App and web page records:
----
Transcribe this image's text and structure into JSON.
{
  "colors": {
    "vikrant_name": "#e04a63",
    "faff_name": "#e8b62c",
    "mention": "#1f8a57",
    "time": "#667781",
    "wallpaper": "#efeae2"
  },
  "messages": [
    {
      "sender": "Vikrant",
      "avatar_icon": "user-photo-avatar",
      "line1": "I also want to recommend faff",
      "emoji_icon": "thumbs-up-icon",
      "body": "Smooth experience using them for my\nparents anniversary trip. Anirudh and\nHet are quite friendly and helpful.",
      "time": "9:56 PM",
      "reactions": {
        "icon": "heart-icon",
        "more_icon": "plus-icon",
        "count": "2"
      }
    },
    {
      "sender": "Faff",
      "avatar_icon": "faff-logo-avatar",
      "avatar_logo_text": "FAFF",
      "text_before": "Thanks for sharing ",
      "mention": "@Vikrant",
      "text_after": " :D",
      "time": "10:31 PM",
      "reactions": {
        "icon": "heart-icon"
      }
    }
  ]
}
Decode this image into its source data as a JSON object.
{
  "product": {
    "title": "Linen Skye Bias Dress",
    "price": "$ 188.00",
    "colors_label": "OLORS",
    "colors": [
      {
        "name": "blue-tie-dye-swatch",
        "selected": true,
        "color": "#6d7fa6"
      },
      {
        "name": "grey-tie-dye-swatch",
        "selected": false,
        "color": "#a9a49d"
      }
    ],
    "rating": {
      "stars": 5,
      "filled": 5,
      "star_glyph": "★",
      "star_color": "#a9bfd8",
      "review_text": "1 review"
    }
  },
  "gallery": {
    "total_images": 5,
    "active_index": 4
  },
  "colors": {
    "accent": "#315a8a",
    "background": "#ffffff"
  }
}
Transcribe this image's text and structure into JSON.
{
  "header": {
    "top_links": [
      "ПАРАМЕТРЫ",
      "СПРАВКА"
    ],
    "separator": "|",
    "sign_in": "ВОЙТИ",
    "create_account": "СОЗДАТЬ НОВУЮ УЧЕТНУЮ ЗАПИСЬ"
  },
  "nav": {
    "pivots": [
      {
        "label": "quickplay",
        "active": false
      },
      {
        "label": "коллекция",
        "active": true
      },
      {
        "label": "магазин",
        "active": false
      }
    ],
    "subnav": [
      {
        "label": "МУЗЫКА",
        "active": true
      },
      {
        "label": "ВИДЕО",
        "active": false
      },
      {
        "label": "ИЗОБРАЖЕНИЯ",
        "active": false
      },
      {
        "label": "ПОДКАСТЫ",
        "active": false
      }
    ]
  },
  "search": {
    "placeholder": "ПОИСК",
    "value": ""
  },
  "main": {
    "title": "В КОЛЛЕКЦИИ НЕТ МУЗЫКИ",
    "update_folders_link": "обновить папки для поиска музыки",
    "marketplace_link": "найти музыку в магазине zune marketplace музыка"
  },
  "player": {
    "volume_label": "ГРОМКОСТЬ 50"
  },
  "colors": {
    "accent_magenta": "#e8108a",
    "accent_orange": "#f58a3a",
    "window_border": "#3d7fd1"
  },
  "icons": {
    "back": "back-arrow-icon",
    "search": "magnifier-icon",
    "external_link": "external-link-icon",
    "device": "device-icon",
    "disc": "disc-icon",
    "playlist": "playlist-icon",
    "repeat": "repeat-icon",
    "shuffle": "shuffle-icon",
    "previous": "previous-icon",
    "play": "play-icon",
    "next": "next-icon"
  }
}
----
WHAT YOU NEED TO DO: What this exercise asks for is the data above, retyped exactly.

SOLUTION TO THIS EXERCISE:
Transcribe this image's text and structure into JSON.
{
  "colors": {
    "vikrant_name": "#e04a63",
    "faff_name": "#e8b62c",
    "mention": "#1f8a57",
    "time": "#667781",
    "wallpaper": "#efeae2"
  },
  "messages": [
    {
      "sender": "Vikrant",
      "avatar_icon": "user-photo-avatar",
      "line1": "I also want to recommend faff",
      "emoji_icon": "thumbs-up-icon",
      "body": "Smooth experience using them for my\nparents anniversary trip. Anirudh and\nHet are quite friendly and helpful.",
      "time": "9:56 PM",
      "reactions": {
        "icon": "heart-icon",
        "more_icon": "plus-icon",
        "count": "2"
      }
    },
    {
      "sender": "Faff",
      "avatar_icon": "faff-logo-avatar",
      "avatar_logo_text": "FAFF",
      "text_before": "Thanks for sharing ",
      "mention": "@Vikrant",
      "text_after": " :D",
      "time": "10:31 PM",
      "reactions": {
        "icon": "heart-icon"
      }
    }
  ]
}
Decode this image into its source data as a JSON object.
{
  "product": {
    "title": "Linen Skye Bias Dress",
    "price": "$ 188.00",
    "colors_label": "OLORS",
    "colors": [
      {
        "name": "blue-tie-dye-swatch",
        "selected": true,
        "color": "#6d7fa6"
      },
      {
        "name": "grey-tie-dye-swatch",
        "selected": false,
        "color": "#a9a49d"
      }
    ],
    "rating": {
      "stars": 5,
      "filled": 5,
      "star_glyph": "★",
      "star_color": "#a9bfd8",
      "review_text": "1 review"
    }
  },
  "gallery": {
    "total_images": 5,
    "active_index": 4
  },
  "colors": {
    "accent": "#315a8a",
    "background": "#ffffff"
  }
}
Transcribe this image's text and structure into JSON.
{
  "header": {
    "top_links": [
      "ПАРАМЕТРЫ",
      "СПРАВКА"
    ],
    "separator": "|",
    "sign_in": "ВОЙТИ",
    "create_account": "СОЗДАТЬ НОВУЮ УЧЕТНУЮ ЗАПИСЬ"
  },
  "nav": {
    "pivots": [
      {
        "label": "quickplay",
        "active": false
      },
      {
        "label": "коллекция",
        "active": true
      },
      {
        "label": "магазин",
        "active": false
      }
    ],
    "subnav": [
      {
        "label": "МУЗЫКА",
        "active": true
      },
      {
        "label": "ВИДЕО",
        "active": false
      },
      {
        "label": "ИЗОБРАЖЕНИЯ",
        "active": false
      },
      {
        "label": "ПОДКАСТЫ",
        "active": false
      }
    ]
  },
  "search": {
    "placeholder": "ПОИСК",
    "value": ""
  },
  "main": {
    "title": "В КОЛЛЕКЦИИ НЕТ МУЗЫКИ",
    "update_folders_link": "обновить папки для поиска музыки",
    "marketplace_link": "найти музыку в магазине zune marketplace музыка"
  },
  "player": {
    "volume_label": "ГРОМКОСТЬ 50"
  },
  "colors": {
    "accent_magenta": "#e8108a",
    "accent_orange": "#f58a3a",
    "window_border": "#3d7fd1"
  },
  "icons": {
    "back": "back-arrow-icon",
    "search": "magnifier-icon",
    "external_link": "external-link-icon",
    "device": "device-icon",
    "disc": "disc-icon",
    "playlist": "playlist-icon",
    "repeat": "repeat-icon",
    "shuffle": "shuffle-icon",
    "previous": "previous-icon",
    "play": "play-icon",
    "next": "next-icon"
  }
}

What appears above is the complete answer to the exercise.